By: Anne Moore
President Vladimir Putin recently announced that a team of Russian scientists had developed a COVID-19 vaccine and that it had been approved for use by the regulators – at least, in Russia.
However, the announcement caused consternation among scientists and clinicians in the rest of the world as human trials for the vaccine – nicknamed Sputnik V – had only started a couple of months before Putin’s announcement.
The results of the phase one and two human trials of this vaccine have just been published in The Lancet. So what have we learned?
First, let’s look at what type of vaccine this is. The vaccine “platform” used in this study used adenoviruses. These common cold viruses, called Ad5 and Ad26, are made safe and are incapable of growing in the body.

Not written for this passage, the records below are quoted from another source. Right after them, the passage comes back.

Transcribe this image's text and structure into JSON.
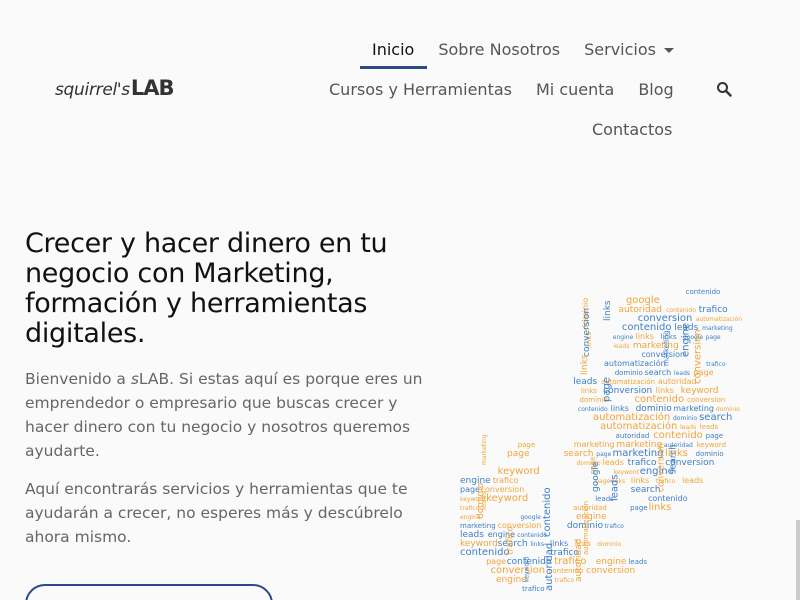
{
  "logo": {
    "script": "squirrel's",
    "bold": "LAB"
  },
  "nav": {
    "items": [
      "Inicio",
      "Sobre Nosotros",
      "Servicios",
      "Cursos y Herramientas",
      "Mi cuenta",
      "Blog",
      "Contactos"
    ]
  },
  "icons": {
    "search": "search-icon",
    "dropdown": "chevron-down-icon"
  },
  "hero": {
    "title": "Crecer y hacer dinero en tu negocio con Marketing, formación y herramientas digitales.",
    "p1_prefix": "Bienvenido a ",
    "p1_brand_s": "s",
    "p1_brand_lab": "LAB",
    "p1_rest": ". Si estas aquí es porque eres un emprendedor o empresario que buscas crecer y hacer dinero con tu negocio y nosotros queremos ayudarte.",
    "p2": "Aquí encontrarás servicios y herramientas que te ayudarán a crecer, no esperes más y descúbrelo ahora mismo."
  },
  "wordcloud": {
    "words": [
      "marketing",
      "leads",
      "google",
      "links",
      "search",
      "page",
      "contenido",
      "automatización",
      "dominio",
      "trafico",
      "autoridad",
      "engine",
      "conversion",
      "keyword"
    ]
  },
  "colors": {
    "accent": "#2c4a8a",
    "word_blue": "#3d7fc4",
    "word_orange": "#f0a53a"
  }
}
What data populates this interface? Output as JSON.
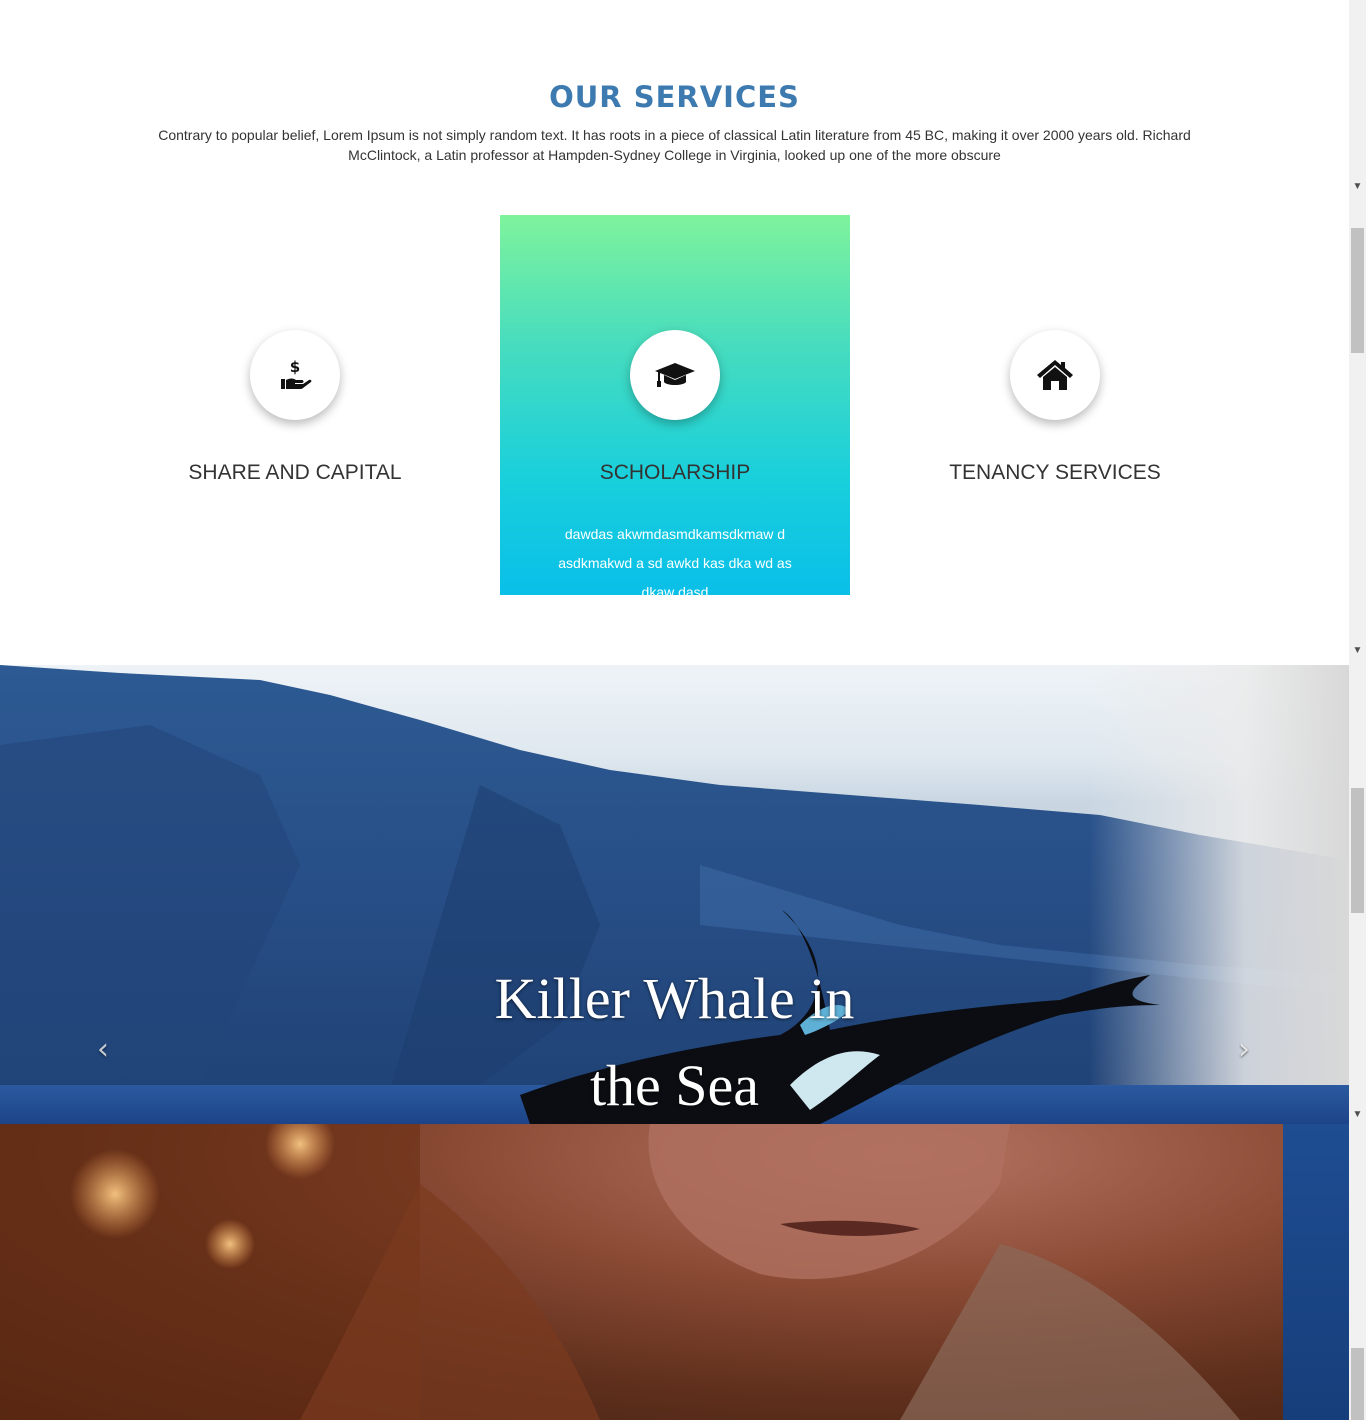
{
  "services": {
    "title": "OUR SERVICES",
    "description": "Contrary to popular belief, Lorem Ipsum is not simply random text. It has roots in a piece of classical Latin literature from 45 BC, making it over 2000 years old. Richard McClintock, a Latin professor at Hampden-Sydney College in Virginia, looked up one of the more obscure",
    "cards": [
      {
        "title": "SHARE AND CAPITAL",
        "icon": "hand-dollar-icon"
      },
      {
        "title": "SCHOLARSHIP",
        "icon": "graduation-cap-icon",
        "text": "dawdas akwmdasmdkamsdkmaw d asdkmakwd a sd awkd kas dka wd as dkaw dasd",
        "gradient": [
          "#7ef39c",
          "#0abfe8"
        ]
      },
      {
        "title": "TENANCY SERVICES",
        "icon": "home-icon"
      }
    ]
  },
  "carousel": {
    "caption_line1": "Killer Whale in",
    "caption_line2": "the Sea",
    "prev_icon": "chevron-left-icon",
    "next_icon": "chevron-right-icon"
  },
  "colors": {
    "title": "#3c7ab0",
    "card_text": "#ffffff"
  }
}
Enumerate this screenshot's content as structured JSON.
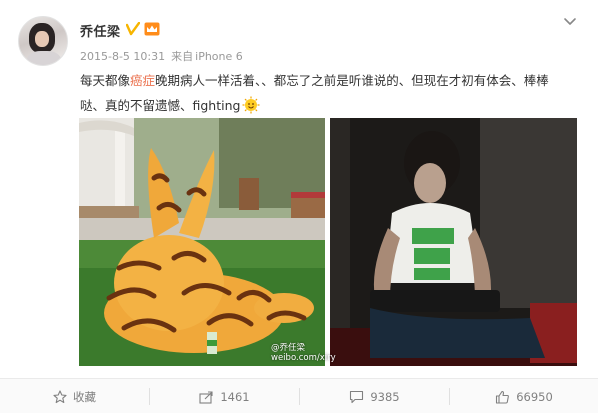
{
  "user": {
    "name": "乔任梁"
  },
  "meta": {
    "timestamp": "2015-8-5 10:31",
    "via_label": "来自",
    "source": "iPhone 6"
  },
  "post": {
    "text_before": "每天都像",
    "highlight": "癌症",
    "text_after": "晚期病人一样活着、、都忘了之前是听谁说的、但现在才初有体会、棒棒哒、真的不留遗憾、fighting"
  },
  "watermark": {
    "line1": "@乔任梁",
    "line2": "weibo.com/xiry"
  },
  "actions": {
    "favorite_label": "收藏",
    "repost_count": "1461",
    "comment_count": "9385",
    "like_count": "66950"
  },
  "colors": {
    "highlight": "#eb7350",
    "verified": "#f7b500",
    "text": "#333333",
    "meta": "#999999"
  }
}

They only function to deliver the genetic code of one of the novel coronavirus proteins, called the spike protein, into a cell.
By injecting people with these modified adenoviruses, the immune system is stimulated to respond to the spike protein at the time of immunization, and hopefully to respond for many years in the future, if the immunized person is exposed to the COVID-causing coronavirus, known as SARS-CoV-2.
This is not a Sputnik moment
The vaccine platform the Russians are using is not novel. Some of the leading COVID-19 vaccines use adenoviruses, including the Oxford University vaccine and an Ad26 vaccine developed by Johnson and Johnson.
Following successful animal trials, both are now being tested in humans. CanSino Biologicals, a Chinese company, has also shown that its Ad5 vaccine is safe and induces immunity against the coronavirus in humans.
However, the Russian group has shown that their stable, freeze-dried preparation of the vaccine works to the same extent as their frozen liquid vaccine preparation. This is important for shipping and deploying a vaccine.
The Lancet paper outlines acceptable safety data, even with the high dose used. These safety results are not unexpected as the safety of several adenovirus-based vaccines for different diseases has been demonstrated in earlier research.
So it’s safe, at least in healthy people aged 18 to 60, but does it work – does it protect against COVID-19?
The Russian group showed that their vaccine induces high levels of antibodies that can bind to the spike protein. But a more important measure is the level of antibodies that are functional. That is, can the antibodies prevent, or neutralize, infection of a virus into a cell?
The levels of neutralising antibodies were quite low in this study, compared with other published vaccine trials. So too were the T cell responses (the other arm of the immune system’s adaptive response).
One interpretation of this is that these vaccines do not induce good neutralising protection. Alternatively, the methods used to measure these immune responses may not have been optimal. In the absence of international reference standards, we can’t tell if this vaccine is better or worse compared with others.
Crucially, as with other COVID-19 vaccine clinical trials, we don’t know if that level of neutralisation is enough to protect from infection and how long these antibodies remain in the blood.
The publication shows responses only up to one month after immunization. The ultimate question of whether these vaccinated people are protected against COVID-19 was not a focus of this paper.
Ready for mass roll-out?
Despite the positive results of the small phase one trial of the Sputnik V vaccine, it needs to be tested in a much larger group of people before it can be used on an entire population with confidence.
All vaccines need to be tested in large numbers of people, of different ages and ethnicities, in phase three clinical trials. Phase three trials are necessary to gain a high level of confidence that the vaccine protects against infection. They also help to tease out rare side effects that may not be evident in a small group of healthy volunteers. This final stage of testing is not one that can or should be left out.
Unfortunately, the Sputnik moniker highlights the politicization of earnest scientific and medical efforts to develop vaccines against COVID-19. This “vaccine nationalism” is a source of much concern for everyone in the vaccine field who understands the power of vaccines to eliminate the disease, but only when used with the acceptance of the population.
This article was written by Anne Moore, Senior Lecturer in Biochemistry and Cell Biology, University College Cork, for The Conversation. We The World Magazine re-published the article under a Creative Commons license.